### PROBLEM TO WORK ON
Here the job is to copy the data exactly and to exclude every image from it.
*** Opening RECORDS SHOWN ***
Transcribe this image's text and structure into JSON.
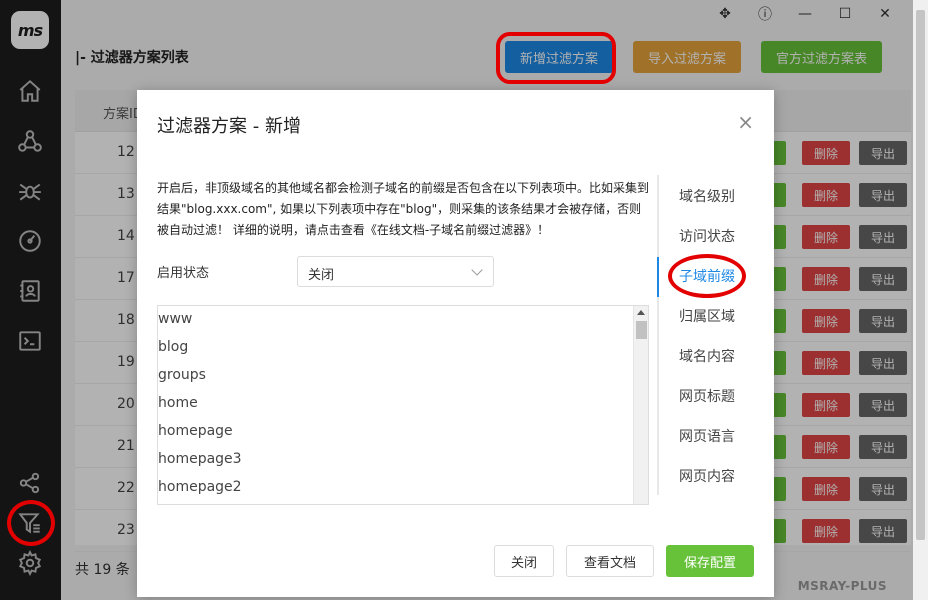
{
  "app": {
    "logo_text": "ms",
    "brand": "MSRAY-PLUS"
  },
  "sidebar": {
    "items": [
      {
        "icon": "home-icon"
      },
      {
        "icon": "cluster-icon"
      },
      {
        "icon": "spider-icon"
      },
      {
        "icon": "gauge-icon"
      },
      {
        "icon": "contacts-icon"
      },
      {
        "icon": "terminal-icon"
      },
      {
        "icon": "share-icon"
      },
      {
        "icon": "filter-icon"
      },
      {
        "icon": "gear-icon"
      }
    ]
  },
  "titlebar": {
    "icons": [
      "move-icon",
      "help-icon",
      "minimize-icon",
      "maximize-icon",
      "close-icon"
    ]
  },
  "page": {
    "title": "|- 过滤器方案列表",
    "buttons": {
      "add": "新增过滤方案",
      "import": "导入过滤方案",
      "official": "官方过滤方案表"
    },
    "colors": {
      "add": "#1e88e5",
      "import": "#e6a23c",
      "official": "#67c23a",
      "delete": "#e04545",
      "export": "#666666",
      "edit": "#67c23a"
    },
    "table": {
      "header": "方案ID",
      "rows": [
        {
          "id": "12",
          "delete": "删除",
          "export": "导出"
        },
        {
          "id": "13",
          "delete": "删除",
          "export": "导出"
        },
        {
          "id": "14",
          "delete": "删除",
          "export": "导出"
        },
        {
          "id": "17",
          "delete": "删除",
          "export": "导出"
        },
        {
          "id": "18",
          "delete": "删除",
          "export": "导出"
        },
        {
          "id": "19",
          "delete": "删除",
          "export": "导出"
        },
        {
          "id": "20",
          "delete": "删除",
          "export": "导出"
        },
        {
          "id": "21",
          "delete": "删除",
          "export": "导出"
        },
        {
          "id": "22",
          "delete": "删除",
          "export": "导出"
        },
        {
          "id": "23",
          "delete": "删除",
          "export": "导出"
        }
      ]
    },
    "total": "共 19 条"
  },
  "dialog": {
    "title": "过滤器方案 - 新增",
    "description": "开启后，非顶级域名的其他域名都会检测子域名的前缀是否包含在以下列表项中。比如采集到结果\"blog.xxx.com\", 如果以下列表项中存在\"blog\"，则采集的该条结果才会被存储，否则被自动过滤！ 详细的说明，请点击查看《在线文档-子域名前缀过滤器》！",
    "enable_label": "启用状态",
    "enable_value": "关闭",
    "prefixes": [
      "www",
      "blog",
      "groups",
      "home",
      "homepage",
      "homepage3",
      "homepage2"
    ],
    "tabs": [
      "域名级别",
      "访问状态",
      "子域前缀",
      "归属区域",
      "域名内容",
      "网页标题",
      "网页语言",
      "网页内容"
    ],
    "active_tab": "子域前缀",
    "buttons": {
      "close": "关闭",
      "docs": "查看文档",
      "save": "保存配置"
    }
  }
}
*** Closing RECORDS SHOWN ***
### THE ANSWER
Transcribe this image's text and structure into JSON.
{
  "app": {
    "logo_text": "ms",
    "brand": "MSRAY-PLUS"
  },
  "sidebar": {
    "items": [
      {
        "icon": "home-icon"
      },
      {
        "icon": "cluster-icon"
      },
      {
        "icon": "spider-icon"
      },
      {
        "icon": "gauge-icon"
      },
      {
        "icon": "contacts-icon"
      },
      {
        "icon": "terminal-icon"
      },
      {
        "icon": "share-icon"
      },
      {
        "icon": "filter-icon"
      },
      {
        "icon": "gear-icon"
      }
    ]
  },
  "titlebar": {
    "icons": [
      "move-icon",
      "help-icon",
      "minimize-icon",
      "maximize-icon",
      "close-icon"
    ]
  },
  "page": {
    "title": "|- 过滤器方案列表",
    "buttons": {
      "add": "新增过滤方案",
      "import": "导入过滤方案",
      "official": "官方过滤方案表"
    },
    "colors": {
      "add": "#1e88e5",
      "import": "#e6a23c",
      "official": "#67c23a",
      "delete": "#e04545",
      "export": "#666666",
      "edit": "#67c23a"
    },
    "table": {
      "header": "方案ID",
      "rows": [
        {
          "id": "12",
          "delete": "删除",
          "export": "导出"
        },
        {
          "id": "13",
          "delete": "删除",
          "export": "导出"
        },
        {
          "id": "14",
          "delete": "删除",
          "export": "导出"
        },
        {
          "id": "17",
          "delete": "删除",
          "export": "导出"
        },
        {
          "id": "18",
          "delete": "删除",
          "export": "导出"
        },
        {
          "id": "19",
          "delete": "删除",
          "export": "导出"
        },
        {
          "id": "20",
          "delete": "删除",
          "export": "导出"
        },
        {
          "id": "21",
          "delete": "删除",
          "export": "导出"
        },
        {
          "id": "22",
          "delete": "删除",
          "export": "导出"
        },
        {
          "id": "23",
          "delete": "删除",
          "export": "导出"
        }
      ]
    },
    "total": "共 19 条"
  },
  "dialog": {
    "title": "过滤器方案 - 新增",
    "description": "开启后，非顶级域名的其他域名都会检测子域名的前缀是否包含在以下列表项中。比如采集到结果\"blog.xxx.com\", 如果以下列表项中存在\"blog\"，则采集的该条结果才会被存储，否则被自动过滤！ 详细的说明，请点击查看《在线文档-子域名前缀过滤器》！",
    "enable_label": "启用状态",
    "enable_value": "关闭",
    "prefixes": [
      "www",
      "blog",
      "groups",
      "home",
      "homepage",
      "homepage3",
      "homepage2"
    ],
    "tabs": [
      "域名级别",
      "访问状态",
      "子域前缀",
      "归属区域",
      "域名内容",
      "网页标题",
      "网页语言",
      "网页内容"
    ],
    "active_tab": "子域前缀",
    "buttons": {
      "close": "关闭",
      "docs": "查看文档",
      "save": "保存配置"
    }
  }
}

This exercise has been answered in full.